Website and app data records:
□ □ □ □

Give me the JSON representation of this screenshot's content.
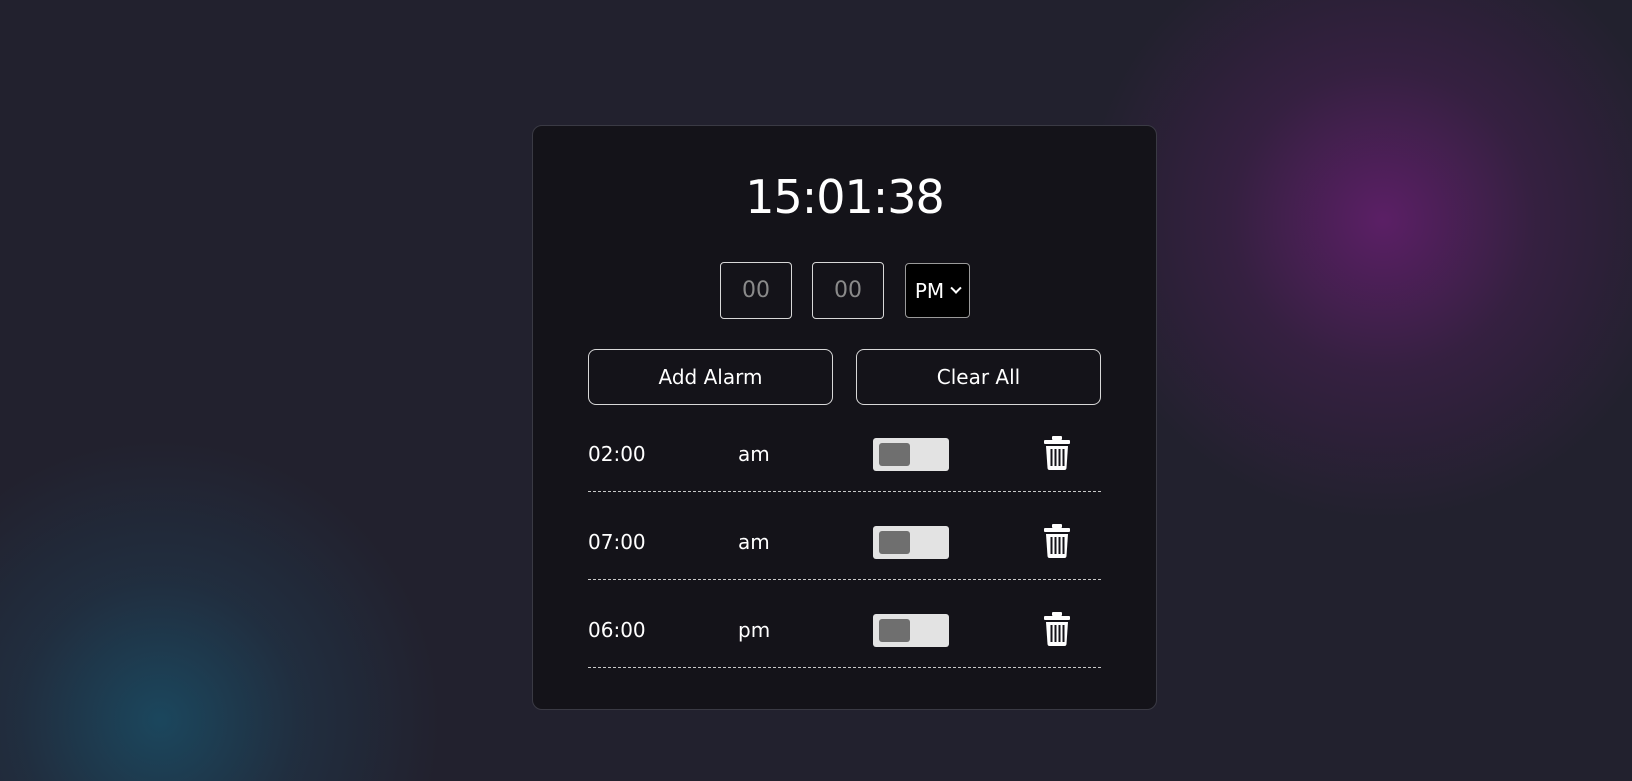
{
  "clock": {
    "time": "15:01:38"
  },
  "form": {
    "hour_placeholder": "00",
    "minute_placeholder": "00",
    "period_selected": "PM",
    "add_label": "Add Alarm",
    "clear_label": "Clear All"
  },
  "alarms": [
    {
      "time": "02:00",
      "period": "am",
      "enabled": false
    },
    {
      "time": "07:00",
      "period": "am",
      "enabled": false
    },
    {
      "time": "06:00",
      "period": "pm",
      "enabled": false
    }
  ],
  "icons": {
    "delete": "trash-icon",
    "dropdown": "chevron-down-icon"
  },
  "colors": {
    "background": "#22212e",
    "card": "#141319",
    "glow_purple": "#6e1e78",
    "glow_teal": "#195069",
    "toggle_track": "#e3e3e3",
    "toggle_knob": "#6f6f6f"
  }
}
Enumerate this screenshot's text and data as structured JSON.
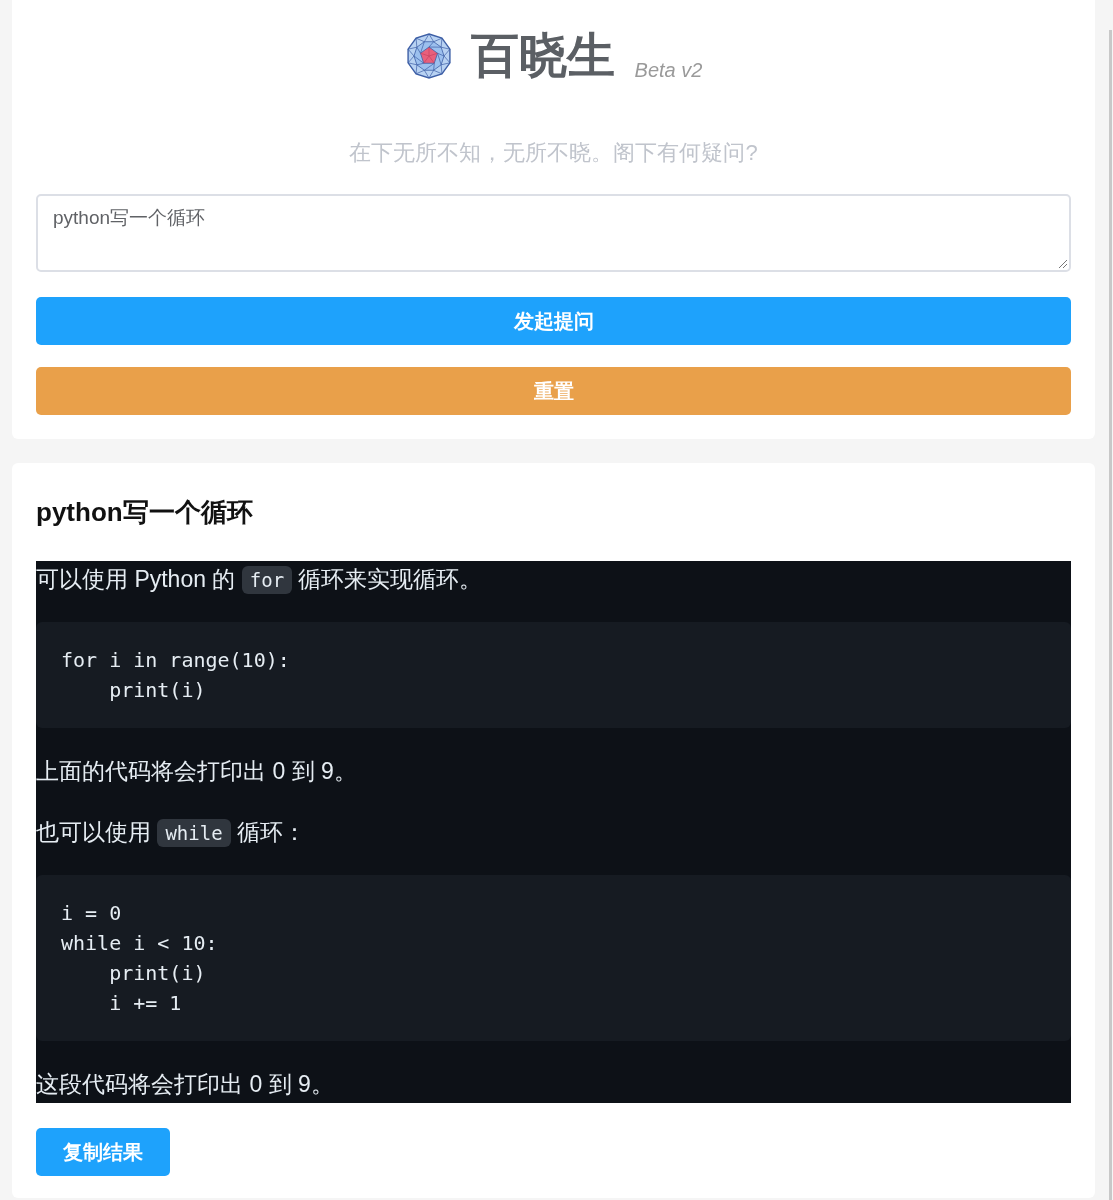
{
  "header": {
    "title": "百晓生",
    "version": "Beta v2",
    "tagline": "在下无所不知，无所不晓。阁下有何疑问?"
  },
  "question_field": {
    "value": "python写一个循环"
  },
  "buttons": [
    {
      "label": "发起提问",
      "kind": "primary"
    },
    {
      "label": "重置",
      "kind": "warning"
    }
  ],
  "answer": {
    "question": "python写一个循环",
    "blocks": [
      {
        "kind": "paragraph",
        "parts": [
          {
            "kind": "text",
            "text": "可以使用 Python 的 "
          },
          {
            "kind": "code",
            "text": "for"
          },
          {
            "kind": "text",
            "text": " 循环来实现循环。"
          }
        ]
      },
      {
        "kind": "code",
        "lines": [
          "for i in range(10):",
          "    print(i)"
        ]
      },
      {
        "kind": "paragraph",
        "parts": [
          {
            "kind": "text",
            "text": "上面的代码将会打印出 0 到 9。"
          }
        ]
      },
      {
        "kind": "paragraph",
        "parts": [
          {
            "kind": "text",
            "text": "也可以使用 "
          },
          {
            "kind": "code",
            "text": "while"
          },
          {
            "kind": "text",
            "text": " 循环："
          }
        ]
      },
      {
        "kind": "code",
        "lines": [
          "i = 0",
          "while i < 10:",
          "    print(i)",
          "    i += 1"
        ]
      },
      {
        "kind": "paragraph",
        "parts": [
          {
            "kind": "text",
            "text": "这段代码将会打印出 0 到 9。"
          }
        ]
      }
    ]
  },
  "copy_button": {
    "label": "复制结果"
  }
}
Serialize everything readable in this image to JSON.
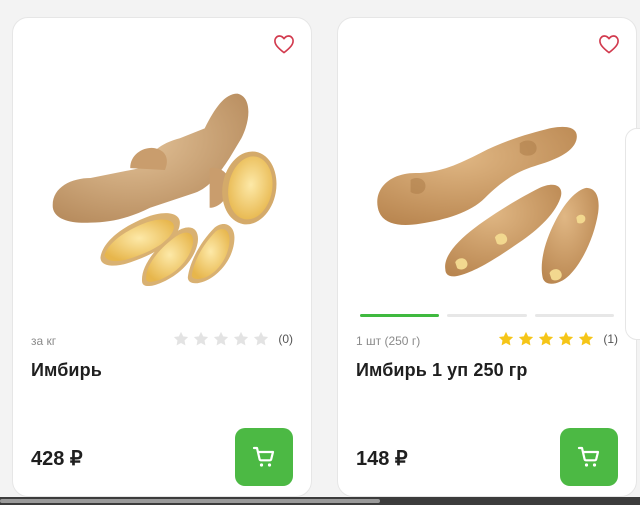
{
  "colors": {
    "accent": "#4cb944",
    "star_filled": "#f5c518",
    "star_empty": "#e3e3e3",
    "carousel_active": "#3fb93f"
  },
  "products": [
    {
      "unit": "за кг",
      "rating_count": "(0)",
      "rating_value": 0,
      "name": "Имбирь",
      "price": "428 ₽",
      "favorite_icon": "heart-outline-icon",
      "cart_icon": "cart-icon"
    },
    {
      "unit": "1 шт (250 г)",
      "rating_count": "(1)",
      "rating_value": 5,
      "name": "Имбирь 1 уп 250 гр",
      "price": "148 ₽",
      "favorite_icon": "heart-outline-icon",
      "cart_icon": "cart-icon",
      "carousel": {
        "total": 3,
        "active": 1
      }
    }
  ]
}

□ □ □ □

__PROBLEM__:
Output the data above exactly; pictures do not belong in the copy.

__ANSWER AREA__:
Give me the JSON representation of this screenshot's content.
{
  "clock": {
    "time": "15:01:38"
  },
  "form": {
    "hour_placeholder": "00",
    "minute_placeholder": "00",
    "period_selected": "PM",
    "add_label": "Add Alarm",
    "clear_label": "Clear All"
  },
  "alarms": [
    {
      "time": "02:00",
      "period": "am",
      "enabled": false
    },
    {
      "time": "07:00",
      "period": "am",
      "enabled": false
    },
    {
      "time": "06:00",
      "period": "pm",
      "enabled": false
    }
  ],
  "icons": {
    "delete": "trash-icon",
    "dropdown": "chevron-down-icon"
  },
  "colors": {
    "background": "#22212e",
    "card": "#141319",
    "glow_purple": "#6e1e78",
    "glow_teal": "#195069",
    "toggle_track": "#e3e3e3",
    "toggle_knob": "#6f6f6f"
  }
}
Enumerate this screenshot's text and data as structured JSON.
{
  "header": {
    "title": "百晓生",
    "version": "Beta v2",
    "tagline": "在下无所不知，无所不晓。阁下有何疑问?"
  },
  "question_field": {
    "value": "python写一个循环"
  },
  "buttons": [
    {
      "label": "发起提问",
      "kind": "primary"
    },
    {
      "label": "重置",
      "kind": "warning"
    }
  ],
  "answer": {
    "question": "python写一个循环",
    "blocks": [
      {
        "kind": "paragraph",
        "parts": [
          {
            "kind": "text",
            "text": "可以使用 Python 的 "
          },
          {
            "kind": "code",
            "text": "for"
          },
          {
            "kind": "text",
            "text": " 循环来实现循环。"
          }
        ]
      },
      {
        "kind": "code",
        "lines": [
          "for i in range(10):",
          "    print(i)"
        ]
      },
      {
        "kind": "paragraph",
        "parts": [
          {
            "kind": "text",
            "text": "上面的代码将会打印出 0 到 9。"
          }
        ]
      },
      {
        "kind": "paragraph",
        "parts": [
          {
            "kind": "text",
            "text": "也可以使用 "
          },
          {
            "kind": "code",
            "text": "while"
          },
          {
            "kind": "text",
            "text": " 循环："
          }
        ]
      },
      {
        "kind": "code",
        "lines": [
          "i = 0",
          "while i < 10:",
          "    print(i)",
          "    i += 1"
        ]
      },
      {
        "kind": "paragraph",
        "parts": [
          {
            "kind": "text",
            "text": "这段代码将会打印出 0 到 9。"
          }
        ]
      }
    ]
  },
  "copy_button": {
    "label": "复制结果"
  }
}
Serialize everything readable in this image to JSON.
{
  "colors": {
    "accent": "#4cb944",
    "star_filled": "#f5c518",
    "star_empty": "#e3e3e3",
    "carousel_active": "#3fb93f"
  },
  "products": [
    {
      "unit": "за кг",
      "rating_count": "(0)",
      "rating_value": 0,
      "name": "Имбирь",
      "price": "428 ₽",
      "favorite_icon": "heart-outline-icon",
      "cart_icon": "cart-icon"
    },
    {
      "unit": "1 шт (250 г)",
      "rating_count": "(1)",
      "rating_value": 5,
      "name": "Имбирь 1 уп 250 гр",
      "price": "148 ₽",
      "favorite_icon": "heart-outline-icon",
      "cart_icon": "cart-icon",
      "carousel": {
        "total": 3,
        "active": 1
      }
    }
  ]
}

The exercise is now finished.